■ **What you should do**: Throughout the listing below, copy each line containing "Kunde".
• • • • •
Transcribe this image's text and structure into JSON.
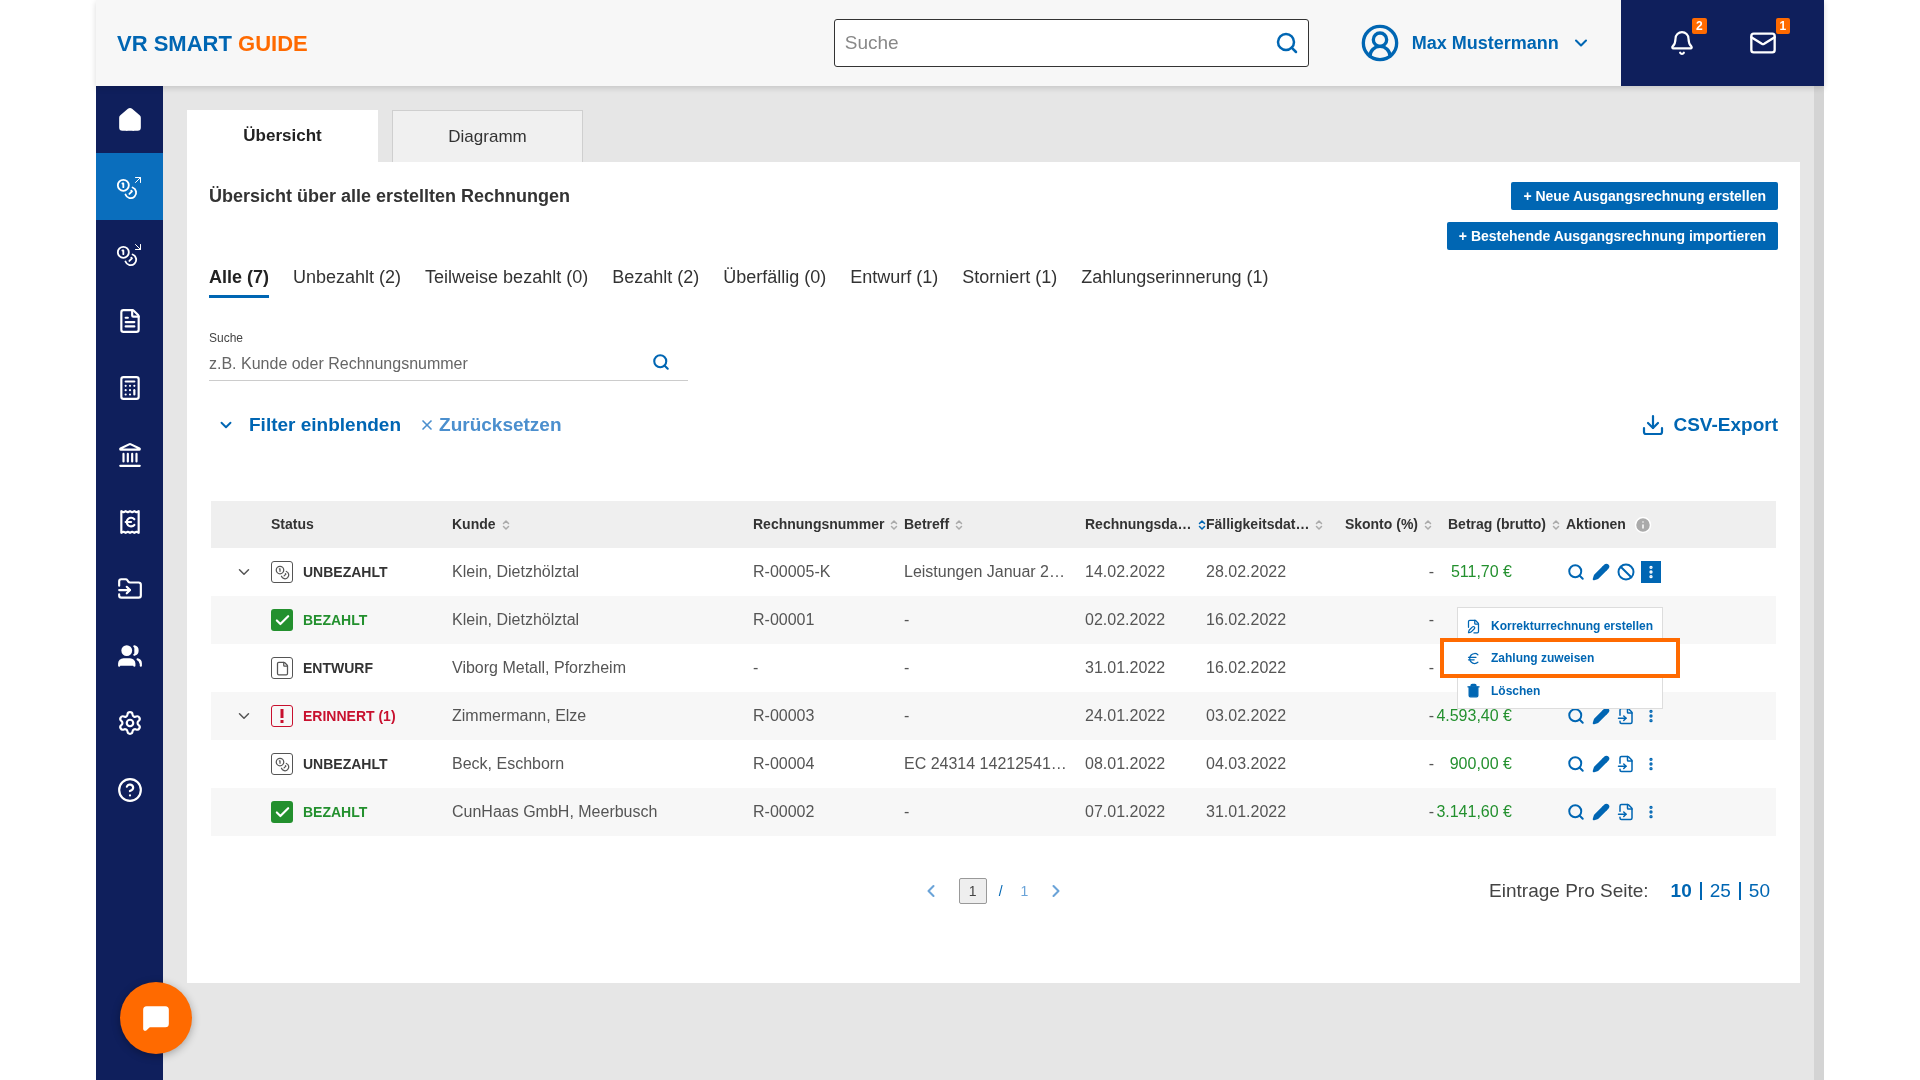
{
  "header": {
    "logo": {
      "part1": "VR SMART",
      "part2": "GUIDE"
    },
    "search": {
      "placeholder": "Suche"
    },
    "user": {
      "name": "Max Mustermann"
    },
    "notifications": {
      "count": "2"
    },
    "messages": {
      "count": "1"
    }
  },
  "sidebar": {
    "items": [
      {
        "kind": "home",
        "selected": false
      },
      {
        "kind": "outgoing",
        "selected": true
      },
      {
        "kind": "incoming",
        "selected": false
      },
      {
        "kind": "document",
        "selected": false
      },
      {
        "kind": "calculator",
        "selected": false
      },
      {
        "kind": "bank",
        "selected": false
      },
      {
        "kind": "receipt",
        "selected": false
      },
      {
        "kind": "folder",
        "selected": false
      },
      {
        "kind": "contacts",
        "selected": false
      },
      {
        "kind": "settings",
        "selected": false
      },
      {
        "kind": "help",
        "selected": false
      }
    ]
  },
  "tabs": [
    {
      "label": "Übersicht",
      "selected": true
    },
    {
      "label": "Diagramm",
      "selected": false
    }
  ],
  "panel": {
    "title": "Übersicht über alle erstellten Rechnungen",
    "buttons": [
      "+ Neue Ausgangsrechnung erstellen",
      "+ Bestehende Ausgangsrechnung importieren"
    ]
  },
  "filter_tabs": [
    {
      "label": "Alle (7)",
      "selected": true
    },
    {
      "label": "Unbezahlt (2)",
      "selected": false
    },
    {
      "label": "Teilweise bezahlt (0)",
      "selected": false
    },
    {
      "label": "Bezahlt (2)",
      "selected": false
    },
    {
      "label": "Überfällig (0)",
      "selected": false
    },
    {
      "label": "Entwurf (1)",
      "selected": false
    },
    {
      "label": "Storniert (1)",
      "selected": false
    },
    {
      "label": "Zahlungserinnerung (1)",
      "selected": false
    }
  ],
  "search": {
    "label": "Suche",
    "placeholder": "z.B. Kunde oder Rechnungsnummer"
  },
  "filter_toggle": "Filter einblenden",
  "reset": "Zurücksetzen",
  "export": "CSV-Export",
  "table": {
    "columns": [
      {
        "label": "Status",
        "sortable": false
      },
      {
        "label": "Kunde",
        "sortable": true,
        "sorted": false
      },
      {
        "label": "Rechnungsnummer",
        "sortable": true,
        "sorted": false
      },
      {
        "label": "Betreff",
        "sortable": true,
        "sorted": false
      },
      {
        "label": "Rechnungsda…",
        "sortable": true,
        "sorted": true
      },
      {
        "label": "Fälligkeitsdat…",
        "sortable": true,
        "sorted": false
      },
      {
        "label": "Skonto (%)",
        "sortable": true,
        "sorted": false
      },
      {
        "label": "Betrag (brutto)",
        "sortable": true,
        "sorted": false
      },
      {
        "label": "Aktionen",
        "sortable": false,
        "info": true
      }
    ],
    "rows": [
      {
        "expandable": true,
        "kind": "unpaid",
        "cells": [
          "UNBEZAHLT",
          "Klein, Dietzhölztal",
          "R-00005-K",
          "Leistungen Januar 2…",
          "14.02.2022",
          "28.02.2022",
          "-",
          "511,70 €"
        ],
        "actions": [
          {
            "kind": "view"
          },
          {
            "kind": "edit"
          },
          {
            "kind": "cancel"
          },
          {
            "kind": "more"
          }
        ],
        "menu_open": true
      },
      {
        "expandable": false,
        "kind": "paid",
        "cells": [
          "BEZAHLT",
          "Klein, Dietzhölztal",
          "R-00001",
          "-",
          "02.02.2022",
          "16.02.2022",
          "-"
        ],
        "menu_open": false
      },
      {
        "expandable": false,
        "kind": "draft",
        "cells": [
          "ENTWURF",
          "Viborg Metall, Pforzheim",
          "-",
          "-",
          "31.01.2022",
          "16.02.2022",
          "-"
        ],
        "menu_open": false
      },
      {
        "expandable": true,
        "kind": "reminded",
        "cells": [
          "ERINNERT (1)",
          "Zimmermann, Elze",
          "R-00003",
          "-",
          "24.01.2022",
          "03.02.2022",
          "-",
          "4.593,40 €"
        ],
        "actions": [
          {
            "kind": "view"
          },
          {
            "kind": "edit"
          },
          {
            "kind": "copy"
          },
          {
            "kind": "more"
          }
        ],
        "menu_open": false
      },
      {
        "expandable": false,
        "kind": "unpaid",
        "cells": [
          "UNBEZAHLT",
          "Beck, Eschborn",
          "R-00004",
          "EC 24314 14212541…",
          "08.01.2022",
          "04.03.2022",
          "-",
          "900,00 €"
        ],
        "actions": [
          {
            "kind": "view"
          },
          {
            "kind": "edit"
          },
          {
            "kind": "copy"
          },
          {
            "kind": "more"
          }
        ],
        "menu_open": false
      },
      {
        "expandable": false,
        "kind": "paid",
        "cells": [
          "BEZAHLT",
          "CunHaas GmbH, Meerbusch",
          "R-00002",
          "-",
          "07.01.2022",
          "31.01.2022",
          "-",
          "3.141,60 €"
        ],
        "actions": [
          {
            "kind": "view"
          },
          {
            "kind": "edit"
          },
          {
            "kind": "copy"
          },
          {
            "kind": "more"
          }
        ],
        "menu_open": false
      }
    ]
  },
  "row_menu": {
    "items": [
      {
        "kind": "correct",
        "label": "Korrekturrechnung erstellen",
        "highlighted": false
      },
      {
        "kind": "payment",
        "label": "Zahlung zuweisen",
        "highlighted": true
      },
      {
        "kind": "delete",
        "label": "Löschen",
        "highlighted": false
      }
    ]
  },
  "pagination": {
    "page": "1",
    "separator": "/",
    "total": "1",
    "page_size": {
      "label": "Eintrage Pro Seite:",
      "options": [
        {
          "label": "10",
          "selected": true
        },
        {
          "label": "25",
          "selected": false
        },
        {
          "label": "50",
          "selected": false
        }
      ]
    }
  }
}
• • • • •
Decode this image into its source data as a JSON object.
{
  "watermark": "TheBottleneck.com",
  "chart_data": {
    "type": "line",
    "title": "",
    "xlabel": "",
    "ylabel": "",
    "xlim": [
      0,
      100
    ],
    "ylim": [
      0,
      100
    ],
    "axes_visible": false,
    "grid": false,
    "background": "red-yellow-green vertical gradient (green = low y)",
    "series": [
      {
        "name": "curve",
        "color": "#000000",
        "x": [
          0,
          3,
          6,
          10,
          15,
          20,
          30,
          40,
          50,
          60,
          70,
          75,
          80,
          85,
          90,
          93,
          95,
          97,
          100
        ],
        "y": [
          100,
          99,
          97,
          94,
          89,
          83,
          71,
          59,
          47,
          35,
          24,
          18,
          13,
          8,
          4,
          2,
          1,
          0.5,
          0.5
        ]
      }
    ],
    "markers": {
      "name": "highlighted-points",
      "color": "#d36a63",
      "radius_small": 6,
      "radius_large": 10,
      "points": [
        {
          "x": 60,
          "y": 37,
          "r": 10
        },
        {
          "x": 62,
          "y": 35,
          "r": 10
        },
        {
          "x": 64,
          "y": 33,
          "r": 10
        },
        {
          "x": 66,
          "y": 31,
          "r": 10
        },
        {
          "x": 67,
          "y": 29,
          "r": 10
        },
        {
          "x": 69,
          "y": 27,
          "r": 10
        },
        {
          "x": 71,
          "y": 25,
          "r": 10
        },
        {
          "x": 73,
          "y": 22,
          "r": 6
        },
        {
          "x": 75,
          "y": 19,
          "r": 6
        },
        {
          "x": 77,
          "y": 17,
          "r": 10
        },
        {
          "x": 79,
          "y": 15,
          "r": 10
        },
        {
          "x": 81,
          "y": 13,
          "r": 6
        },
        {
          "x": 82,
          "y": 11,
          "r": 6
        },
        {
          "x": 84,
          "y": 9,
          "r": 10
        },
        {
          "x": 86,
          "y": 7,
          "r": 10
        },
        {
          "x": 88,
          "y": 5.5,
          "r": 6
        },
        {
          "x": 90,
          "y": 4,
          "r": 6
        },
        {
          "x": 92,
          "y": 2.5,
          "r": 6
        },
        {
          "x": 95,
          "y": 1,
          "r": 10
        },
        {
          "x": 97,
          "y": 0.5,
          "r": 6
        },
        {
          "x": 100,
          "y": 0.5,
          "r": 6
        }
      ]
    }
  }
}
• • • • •
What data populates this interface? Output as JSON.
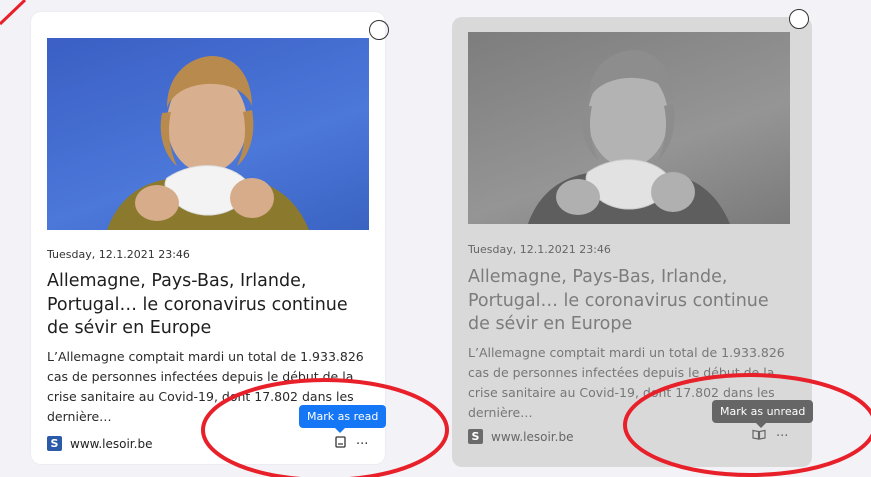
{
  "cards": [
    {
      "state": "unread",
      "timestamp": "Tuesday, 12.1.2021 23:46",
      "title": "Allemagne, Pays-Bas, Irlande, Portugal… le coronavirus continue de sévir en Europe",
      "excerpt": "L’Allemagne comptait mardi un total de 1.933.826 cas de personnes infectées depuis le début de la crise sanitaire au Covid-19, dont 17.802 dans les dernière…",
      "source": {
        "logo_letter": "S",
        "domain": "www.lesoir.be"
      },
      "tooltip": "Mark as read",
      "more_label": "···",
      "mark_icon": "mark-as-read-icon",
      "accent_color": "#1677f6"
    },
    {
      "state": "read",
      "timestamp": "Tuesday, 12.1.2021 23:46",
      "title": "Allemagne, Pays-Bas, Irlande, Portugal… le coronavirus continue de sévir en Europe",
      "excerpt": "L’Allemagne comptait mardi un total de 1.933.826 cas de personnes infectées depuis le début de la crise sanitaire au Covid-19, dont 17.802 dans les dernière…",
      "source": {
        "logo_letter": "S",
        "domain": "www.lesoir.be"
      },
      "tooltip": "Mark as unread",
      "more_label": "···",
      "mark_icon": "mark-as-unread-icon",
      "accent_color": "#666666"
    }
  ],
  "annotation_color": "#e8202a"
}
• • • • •
■ **Answer to the exercise**:
    "placeholder": "z.B. Kunde oder Rechnungsnummer"
        "label": "Kunde",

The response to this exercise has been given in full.